• **Problem to solve**
Repeat the records below in their entirety, exactly.

Data excerpts section start

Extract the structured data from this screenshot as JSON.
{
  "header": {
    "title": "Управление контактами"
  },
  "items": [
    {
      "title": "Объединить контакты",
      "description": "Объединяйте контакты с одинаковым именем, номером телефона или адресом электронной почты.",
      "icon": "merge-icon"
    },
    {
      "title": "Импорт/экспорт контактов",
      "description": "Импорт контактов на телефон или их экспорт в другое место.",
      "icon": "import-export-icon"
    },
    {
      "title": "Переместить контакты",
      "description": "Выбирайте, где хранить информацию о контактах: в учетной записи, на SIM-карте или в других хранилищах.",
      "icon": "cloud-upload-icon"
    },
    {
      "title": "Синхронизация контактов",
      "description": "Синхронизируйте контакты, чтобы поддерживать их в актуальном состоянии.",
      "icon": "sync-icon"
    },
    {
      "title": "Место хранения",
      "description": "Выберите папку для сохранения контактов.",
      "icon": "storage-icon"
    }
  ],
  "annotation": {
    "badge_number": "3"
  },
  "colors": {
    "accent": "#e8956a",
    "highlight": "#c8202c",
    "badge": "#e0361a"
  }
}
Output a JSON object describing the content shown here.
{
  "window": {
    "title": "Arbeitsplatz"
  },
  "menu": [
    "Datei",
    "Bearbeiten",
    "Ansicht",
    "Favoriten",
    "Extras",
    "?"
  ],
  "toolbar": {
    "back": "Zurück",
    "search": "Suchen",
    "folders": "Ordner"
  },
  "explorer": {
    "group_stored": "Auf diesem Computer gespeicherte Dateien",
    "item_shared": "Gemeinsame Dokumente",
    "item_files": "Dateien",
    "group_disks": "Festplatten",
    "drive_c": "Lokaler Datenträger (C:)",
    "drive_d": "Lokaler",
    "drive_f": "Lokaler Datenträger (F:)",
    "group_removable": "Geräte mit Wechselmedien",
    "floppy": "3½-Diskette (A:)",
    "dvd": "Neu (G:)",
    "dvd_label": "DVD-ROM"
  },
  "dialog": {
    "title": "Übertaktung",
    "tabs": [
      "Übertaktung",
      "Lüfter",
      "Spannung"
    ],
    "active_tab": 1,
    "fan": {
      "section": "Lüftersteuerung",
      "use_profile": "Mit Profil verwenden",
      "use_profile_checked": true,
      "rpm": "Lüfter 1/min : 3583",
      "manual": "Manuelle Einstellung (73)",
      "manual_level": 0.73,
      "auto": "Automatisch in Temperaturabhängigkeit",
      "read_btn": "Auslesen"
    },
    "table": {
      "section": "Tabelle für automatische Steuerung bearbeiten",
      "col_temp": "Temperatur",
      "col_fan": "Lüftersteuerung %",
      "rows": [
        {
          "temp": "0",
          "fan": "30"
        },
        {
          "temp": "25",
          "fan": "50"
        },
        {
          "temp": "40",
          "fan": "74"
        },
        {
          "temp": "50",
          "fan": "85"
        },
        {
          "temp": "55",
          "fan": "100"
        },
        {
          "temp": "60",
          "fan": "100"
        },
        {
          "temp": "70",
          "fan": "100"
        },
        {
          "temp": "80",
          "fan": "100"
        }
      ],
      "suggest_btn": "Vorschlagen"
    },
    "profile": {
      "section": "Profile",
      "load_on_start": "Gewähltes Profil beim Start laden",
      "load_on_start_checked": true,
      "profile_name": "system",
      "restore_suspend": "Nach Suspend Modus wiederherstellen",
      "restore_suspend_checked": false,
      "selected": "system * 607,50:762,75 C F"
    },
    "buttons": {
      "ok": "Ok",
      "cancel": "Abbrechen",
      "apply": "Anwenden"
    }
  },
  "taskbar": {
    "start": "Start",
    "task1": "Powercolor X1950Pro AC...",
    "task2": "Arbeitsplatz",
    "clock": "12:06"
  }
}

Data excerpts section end

• **Output below**
Extract the structured data from this screenshot as JSON.
{
  "header": {
    "title": "Управление контактами"
  },
  "items": [
    {
      "title": "Объединить контакты",
      "description": "Объединяйте контакты с одинаковым именем, номером телефона или адресом электронной почты.",
      "icon": "merge-icon"
    },
    {
      "title": "Импорт/экспорт контактов",
      "description": "Импорт контактов на телефон или их экспорт в другое место.",
      "icon": "import-export-icon"
    },
    {
      "title": "Переместить контакты",
      "description": "Выбирайте, где хранить информацию о контактах: в учетной записи, на SIM-карте или в других хранилищах.",
      "icon": "cloud-upload-icon"
    },
    {
      "title": "Синхронизация контактов",
      "description": "Синхронизируйте контакты, чтобы поддерживать их в актуальном состоянии.",
      "icon": "sync-icon"
    },
    {
      "title": "Место хранения",
      "description": "Выберите папку для сохранения контактов.",
      "icon": "storage-icon"
    }
  ],
  "annotation": {
    "badge_number": "3"
  },
  "colors": {
    "accent": "#e8956a",
    "highlight": "#c8202c",
    "badge": "#e0361a"
  }
}
Output a JSON object describing the content shown here.
{
  "window": {
    "title": "Arbeitsplatz"
  },
  "menu": [
    "Datei",
    "Bearbeiten",
    "Ansicht",
    "Favoriten",
    "Extras",
    "?"
  ],
  "toolbar": {
    "back": "Zurück",
    "search": "Suchen",
    "folders": "Ordner"
  },
  "explorer": {
    "group_stored": "Auf diesem Computer gespeicherte Dateien",
    "item_shared": "Gemeinsame Dokumente",
    "item_files": "Dateien",
    "group_disks": "Festplatten",
    "drive_c": "Lokaler Datenträger (C:)",
    "drive_d": "Lokaler",
    "drive_f": "Lokaler Datenträger (F:)",
    "group_removable": "Geräte mit Wechselmedien",
    "floppy": "3½-Diskette (A:)",
    "dvd": "Neu (G:)",
    "dvd_label": "DVD-ROM"
  },
  "dialog": {
    "title": "Übertaktung",
    "tabs": [
      "Übertaktung",
      "Lüfter",
      "Spannung"
    ],
    "active_tab": 1,
    "fan": {
      "section": "Lüftersteuerung",
      "use_profile": "Mit Profil verwenden",
      "use_profile_checked": true,
      "rpm": "Lüfter 1/min : 3583",
      "manual": "Manuelle Einstellung (73)",
      "manual_level": 0.73,
      "auto": "Automatisch in Temperaturabhängigkeit",
      "read_btn": "Auslesen"
    },
    "table": {
      "section": "Tabelle für automatische Steuerung bearbeiten",
      "col_temp": "Temperatur",
      "col_fan": "Lüftersteuerung %",
      "rows": [
        {
          "temp": "0",
          "fan": "30"
        },
        {
          "temp": "25",
          "fan": "50"
        },
        {
          "temp": "40",
          "fan": "74"
        },
        {
          "temp": "50",
          "fan": "85"
        },
        {
          "temp": "55",
          "fan": "100"
        },
        {
          "temp": "60",
          "fan": "100"
        },
        {
          "temp": "70",
          "fan": "100"
        },
        {
          "temp": "80",
          "fan": "100"
        }
      ],
      "suggest_btn": "Vorschlagen"
    },
    "profile": {
      "section": "Profile",
      "load_on_start": "Gewähltes Profil beim Start laden",
      "load_on_start_checked": true,
      "profile_name": "system",
      "restore_suspend": "Nach Suspend Modus wiederherstellen",
      "restore_suspend_checked": false,
      "selected": "system * 607,50:762,75 C F"
    },
    "buttons": {
      "ok": "Ok",
      "cancel": "Abbrechen",
      "apply": "Anwenden"
    }
  },
  "taskbar": {
    "start": "Start",
    "task1": "Powercolor X1950Pro AC...",
    "task2": "Arbeitsplatz",
    "clock": "12:06"
  }
}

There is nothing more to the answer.